- Measure 60 grams of chilled honey butter and cut into roughly 1" pieces. Place in the freezer while you mix the dry ingredients (5 minutes).
- Combine pastry flour, salt, and baking powder in a medium sized bowl.
- Add chilled honey butter and toss it with the flour mixture, pinching and smushing it between your fingers until the butter pieces are the size of large peas or small grapes.
- Fold in the cold buttermilk, stirring gently just until the buttermilk is absorbed. The mixture will be clumpy and might have lots of dry floury bits, but that's okay. Do not overmix!
- Turn the mixture out onto a lightly floured counter or cutting board. Gather it into a pile in the center and use a bench scraper to cut a cross hatch pattern through it. Then use your hand and the straight edge of the bench scraper to form a square about ½" thick. Work quickly so the butter doesn't start to melt.
- Cut the square into quarters and stack them on top of each other. Press down with your hand to flatten the dough back into a square ½" thick. Repeat the cutting and stacking process two more times.
- Pat the dough out into a long rectangle about 6 inches across and 1 inch thick. Trim the edges to release any tension on the dough. Pat the excess dough down on top of the rectangle.
- Cut the dough rectangle into 18 mini biscuits — a 3 by 6 grid. Move the bench scraper in an up and down motion, do not slice or slide the blade along on the counter.

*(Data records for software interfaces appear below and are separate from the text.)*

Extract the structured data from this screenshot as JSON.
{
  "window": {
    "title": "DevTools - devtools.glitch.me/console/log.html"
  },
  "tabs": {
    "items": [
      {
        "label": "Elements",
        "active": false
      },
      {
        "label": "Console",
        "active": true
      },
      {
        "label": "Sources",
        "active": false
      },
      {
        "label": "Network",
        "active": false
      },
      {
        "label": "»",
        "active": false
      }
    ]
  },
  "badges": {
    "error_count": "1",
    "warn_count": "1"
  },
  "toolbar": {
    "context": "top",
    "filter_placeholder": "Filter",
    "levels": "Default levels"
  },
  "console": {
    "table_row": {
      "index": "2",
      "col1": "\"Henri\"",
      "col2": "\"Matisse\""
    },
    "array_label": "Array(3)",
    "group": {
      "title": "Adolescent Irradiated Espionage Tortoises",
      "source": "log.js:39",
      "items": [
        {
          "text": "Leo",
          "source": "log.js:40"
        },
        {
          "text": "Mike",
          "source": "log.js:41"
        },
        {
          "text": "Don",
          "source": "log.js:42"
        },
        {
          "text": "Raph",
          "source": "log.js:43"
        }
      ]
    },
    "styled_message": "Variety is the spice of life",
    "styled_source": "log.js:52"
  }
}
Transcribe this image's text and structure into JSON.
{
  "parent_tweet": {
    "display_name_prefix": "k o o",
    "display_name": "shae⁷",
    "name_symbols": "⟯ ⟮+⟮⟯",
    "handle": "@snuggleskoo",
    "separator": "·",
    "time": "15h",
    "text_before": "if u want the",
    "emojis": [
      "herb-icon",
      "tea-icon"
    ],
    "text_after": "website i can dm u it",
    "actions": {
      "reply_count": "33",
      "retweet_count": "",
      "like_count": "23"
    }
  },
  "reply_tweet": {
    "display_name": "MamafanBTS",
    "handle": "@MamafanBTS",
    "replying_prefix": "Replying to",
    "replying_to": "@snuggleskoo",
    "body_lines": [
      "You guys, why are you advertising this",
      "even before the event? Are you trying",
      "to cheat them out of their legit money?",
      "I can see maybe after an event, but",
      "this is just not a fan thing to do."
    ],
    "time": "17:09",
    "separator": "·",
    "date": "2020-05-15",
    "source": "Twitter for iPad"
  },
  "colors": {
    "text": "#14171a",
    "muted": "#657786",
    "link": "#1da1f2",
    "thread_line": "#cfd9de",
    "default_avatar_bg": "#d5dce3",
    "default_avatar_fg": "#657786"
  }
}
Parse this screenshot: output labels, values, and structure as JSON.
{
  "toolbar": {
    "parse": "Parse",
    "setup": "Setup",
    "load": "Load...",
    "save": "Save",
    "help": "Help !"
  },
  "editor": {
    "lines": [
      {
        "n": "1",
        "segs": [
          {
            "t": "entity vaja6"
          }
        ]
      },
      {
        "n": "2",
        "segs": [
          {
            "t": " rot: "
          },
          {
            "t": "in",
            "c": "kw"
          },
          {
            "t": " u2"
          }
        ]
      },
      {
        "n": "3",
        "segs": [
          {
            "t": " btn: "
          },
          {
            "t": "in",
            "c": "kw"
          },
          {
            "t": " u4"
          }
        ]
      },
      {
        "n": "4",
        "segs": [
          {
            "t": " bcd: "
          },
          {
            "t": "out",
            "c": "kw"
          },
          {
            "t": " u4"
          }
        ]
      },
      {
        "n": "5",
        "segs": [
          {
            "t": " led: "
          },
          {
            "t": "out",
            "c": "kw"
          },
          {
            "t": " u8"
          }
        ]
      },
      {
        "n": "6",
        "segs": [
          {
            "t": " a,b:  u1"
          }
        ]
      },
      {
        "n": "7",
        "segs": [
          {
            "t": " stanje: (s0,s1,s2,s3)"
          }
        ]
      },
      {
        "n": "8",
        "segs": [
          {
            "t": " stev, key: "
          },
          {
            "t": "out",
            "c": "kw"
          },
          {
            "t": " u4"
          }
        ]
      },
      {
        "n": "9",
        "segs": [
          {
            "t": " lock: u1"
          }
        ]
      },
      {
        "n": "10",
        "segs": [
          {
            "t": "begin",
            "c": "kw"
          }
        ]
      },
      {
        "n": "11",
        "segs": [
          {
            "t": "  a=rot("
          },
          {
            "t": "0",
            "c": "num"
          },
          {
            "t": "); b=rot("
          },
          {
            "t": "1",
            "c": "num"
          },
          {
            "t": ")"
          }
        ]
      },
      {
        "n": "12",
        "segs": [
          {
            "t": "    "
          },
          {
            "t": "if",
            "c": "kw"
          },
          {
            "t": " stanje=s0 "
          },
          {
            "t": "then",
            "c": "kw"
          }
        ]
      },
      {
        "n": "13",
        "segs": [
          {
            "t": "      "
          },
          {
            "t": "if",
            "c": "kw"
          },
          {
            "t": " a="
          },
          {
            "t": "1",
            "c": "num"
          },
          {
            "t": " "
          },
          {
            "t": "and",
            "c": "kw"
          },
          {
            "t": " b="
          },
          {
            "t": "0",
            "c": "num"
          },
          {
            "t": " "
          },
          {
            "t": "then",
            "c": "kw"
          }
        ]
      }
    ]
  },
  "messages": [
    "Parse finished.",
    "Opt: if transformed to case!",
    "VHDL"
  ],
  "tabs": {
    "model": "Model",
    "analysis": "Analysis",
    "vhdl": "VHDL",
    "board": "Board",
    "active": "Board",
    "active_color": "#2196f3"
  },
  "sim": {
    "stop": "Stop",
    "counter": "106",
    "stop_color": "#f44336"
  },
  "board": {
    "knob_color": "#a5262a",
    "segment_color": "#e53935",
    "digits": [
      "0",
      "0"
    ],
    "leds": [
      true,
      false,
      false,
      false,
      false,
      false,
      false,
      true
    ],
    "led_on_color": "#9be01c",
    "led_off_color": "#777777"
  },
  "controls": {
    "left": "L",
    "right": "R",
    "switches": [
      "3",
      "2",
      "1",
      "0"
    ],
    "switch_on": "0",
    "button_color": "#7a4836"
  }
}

- Transfer biscuits to a lined baking sheet about 2" apart. Place the sheet pan in the freezer for 20 minutes while the oven preheats.
- Preheat oven to 400°F.
- Brush just the tops of the biscuits with egg wash and sprinkle with flaky sea salt. Try not to get egg wash on the sides of the biscuits, or it will glue the layers together.
- Bake for 13-15 minutes at 400°F. After 10 minutes, spoon melted honey butter over the biscuits and return to the oven for an additional 3-5 minutes.
- Best served warm.
- To use buttermilk powder instead of buttermilk, add 2 teaspoons of buttermilk powder to the dry ingredients and use chilled whole milk instead of buttermilk.
- I don't recommend using a milk + vinegar/lemon juice buttermilk substitute here as it will throw off the ratio of liquid and dry ingredients, leaving you with very wet and sticky biscuit dough.
- DO NOT OVER MIX your biscuit dough. Once you add the buttermilk fold gently until no liquid remains. The flour will continue absorbing the buttermilk as you work through the lamination process. At first it might not seem like it will hold together, but by the time you do the final stack and flatten, the dough will hold together just fine.
- Do not melt the honey butter in the microwave — use a double boiler on the stove! You don't want to microwave the honey, it can get a bit weird.